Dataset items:
════════════════════
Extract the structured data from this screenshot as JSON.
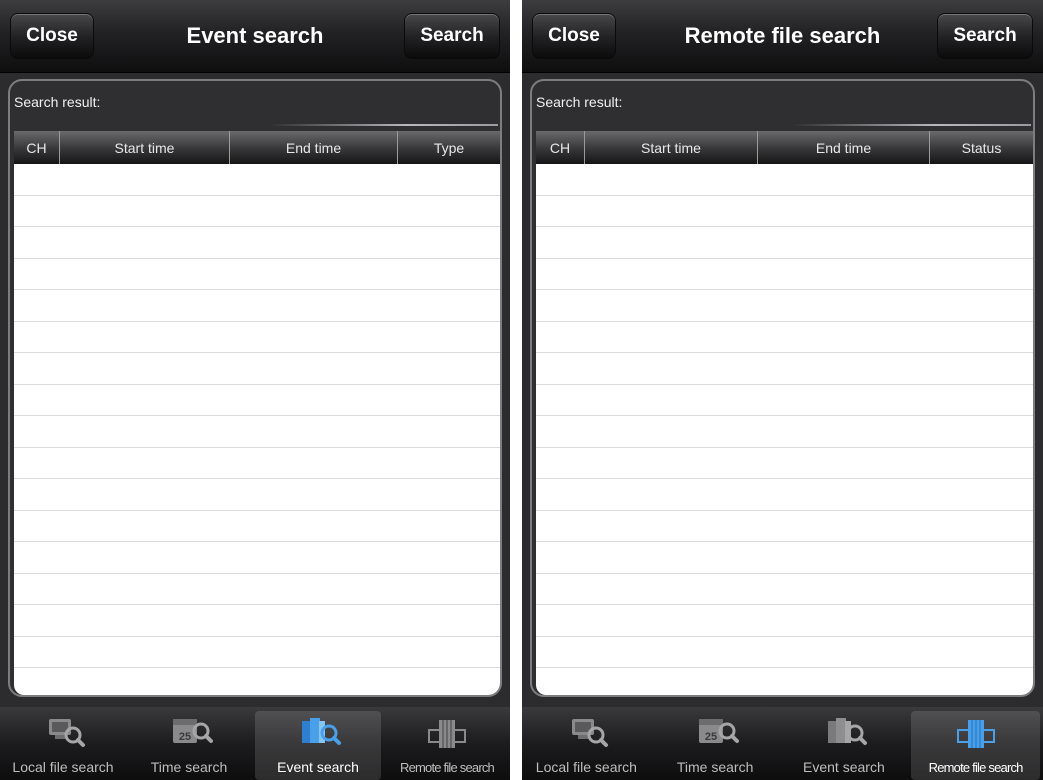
{
  "screens": [
    {
      "close_label": "Close",
      "title": "Event search",
      "search_label": "Search",
      "result_label": "Search result:",
      "columns": [
        "CH",
        "Start time",
        "End time",
        "Type"
      ],
      "tabs": [
        {
          "label": "Local file search",
          "icon": "local-file-search-icon"
        },
        {
          "label": "Time search",
          "icon": "time-search-icon"
        },
        {
          "label": "Event search",
          "icon": "event-search-icon"
        },
        {
          "label": "Remote file search",
          "icon": "remote-file-search-icon"
        }
      ],
      "active_tab": 2
    },
    {
      "close_label": "Close",
      "title": "Remote file search",
      "search_label": "Search",
      "result_label": "Search result:",
      "columns": [
        "CH",
        "Start time",
        "End time",
        "Status"
      ],
      "tabs": [
        {
          "label": "Local file search",
          "icon": "local-file-search-icon"
        },
        {
          "label": "Time search",
          "icon": "time-search-icon"
        },
        {
          "label": "Event search",
          "icon": "event-search-icon"
        },
        {
          "label": "Remote file search",
          "icon": "remote-file-search-icon"
        }
      ],
      "active_tab": 3
    }
  ],
  "calendar_day": "25",
  "colors": {
    "background": "#2c2c2e",
    "table_body": "#ffffff",
    "active_icon": "#4aa0e8"
  }
}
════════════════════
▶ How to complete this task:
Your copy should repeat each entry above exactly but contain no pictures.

▶ Response to this exercise:
Extract the structured data from this screenshot as JSON.
{
  "screens": [
    {
      "close_label": "Close",
      "title": "Event search",
      "search_label": "Search",
      "result_label": "Search result:",
      "columns": [
        "CH",
        "Start time",
        "End time",
        "Type"
      ],
      "tabs": [
        {
          "label": "Local file search",
          "icon": "local-file-search-icon"
        },
        {
          "label": "Time search",
          "icon": "time-search-icon"
        },
        {
          "label": "Event search",
          "icon": "event-search-icon"
        },
        {
          "label": "Remote file search",
          "icon": "remote-file-search-icon"
        }
      ],
      "active_tab": 2
    },
    {
      "close_label": "Close",
      "title": "Remote file search",
      "search_label": "Search",
      "result_label": "Search result:",
      "columns": [
        "CH",
        "Start time",
        "End time",
        "Status"
      ],
      "tabs": [
        {
          "label": "Local file search",
          "icon": "local-file-search-icon"
        },
        {
          "label": "Time search",
          "icon": "time-search-icon"
        },
        {
          "label": "Event search",
          "icon": "event-search-icon"
        },
        {
          "label": "Remote file search",
          "icon": "remote-file-search-icon"
        }
      ],
      "active_tab": 3
    }
  ],
  "calendar_day": "25",
  "colors": {
    "background": "#2c2c2e",
    "table_body": "#ffffff",
    "active_icon": "#4aa0e8"
  }
}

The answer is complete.